Question: How Do You Resolve Merge Conflicts?

How do you commit after resolving merge conflicts?

The traditional way of completing a merge after resolving conflicts is to use ‘ git commit ‘.

Now with commands like ‘ git rebase ‘ and ‘ git cherry-pick ‘ having a ‘ –continue ‘ option adding such an option to ‘ git merge ‘ presents a consistent UI.

to restore your working to the state of the last commit..

What are the 4 types of conflicts?

The opposing force created, the conflict within the story generally comes in four basic types: Conflict with the self, Conflict with others, Conflict with the environment and Conflict with the supernatural. Conflict with the self, the internal battle a lead character has within, is often the most powerful.

What are four skills for resolving conflict?

The ability to successfully resolve conflict depends on your ability to:Manage stress quickly while remaining alert and calm. … Control your emotions and behavior. … Pay attention to the feelings being expressed as well as the spoken words of others.Be aware of and respect differences.

How do I resolve merge conflicts before merge?

First, object oriented project structure along with proper packaging is effective for avoiding merge conflicts. The idea is to lessen the chances of several people are working in the same file but can work together in a same branch. I think some common git practices will be always helpful.

How do you resolve conflicts?

6 Strategies to Resolve Conflict at WorkEmbrace conflict. When conflict arises, don’t avoid it or pretend nothing has happened. … Talk together. Set up a time and place so you can talk for an extended span without outside interruptions. … Listen carefully. … Find agreement. … Provide guidance. … Be quick to forgive.

How do you avoid a merge conflict?

Below I list steps to avoid merge conflicts all together.Use A diff tool. Its always a good idea to compare branches with a diff tool this can help spot potential trouble spots before merging. … Use git fetch. … Use git rerere.

How do you conclude a merge?

After a git merge stops due to conflicts you can conclude the merge by running git merge –continue (see “HOW TO RESOLVE CONFLICTS” section below).

Do I need to commit after merge?

git merge commits automatically. If you don’t want to commit add the –no-commit argument: … This option can be used to override –no-commit. With –no-commit perform the merge but pretend the merge failed and do not autocommit, to give the user a chance to inspect and further tweak the merge result before committing.

What does git rebase do?

What is git rebase? From a content perspective, rebasing is changing the base of your branch from one commit to another making it appear as if you’d created your branch from a different commit. Internally, Git accomplishes this by creating new commits and applying them to the specified base.

How does git merge work?

Git merging combines sequences of commits into one unified history of commits. There are two main ways Git will merge: Fast Forward and Three way.

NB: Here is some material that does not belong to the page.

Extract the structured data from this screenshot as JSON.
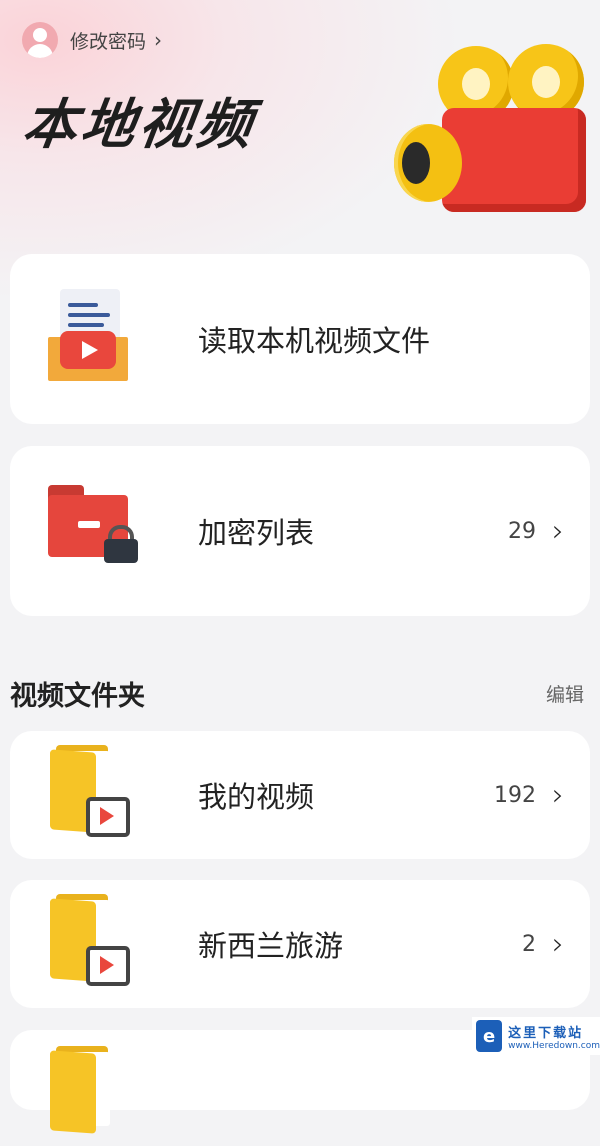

Git can automatically merge commits unless there are changes that conflict in both commit sequences.

What are five common strategies for resolving conflicts?

Kenneth Thomas and Ralph Kilmann developed five conflict resolution strategies that people use to handle conflict, including avoiding, defeating, compromising, accommodating, and collaborating. This is based on the assumption that people choose how cooperative and how assertive to be in a conflict.

How do you manually resolve merge conflicts?

Create a new Git repo, add a file, make a branch, make some conflicting edits, and see what it looks like. Return to the master branch, edit the README on line 3 with something different, and commit that. Automatic merge failed; fix conflicts and then commit the result.

How do I see merge conflicts?

General tools. The status command is in frequent use when a working with Git and during a merge it will help identify conflicted files. Passing the –merge argument to the git log command will produce a log with a list of commits that conflict between the merging branches.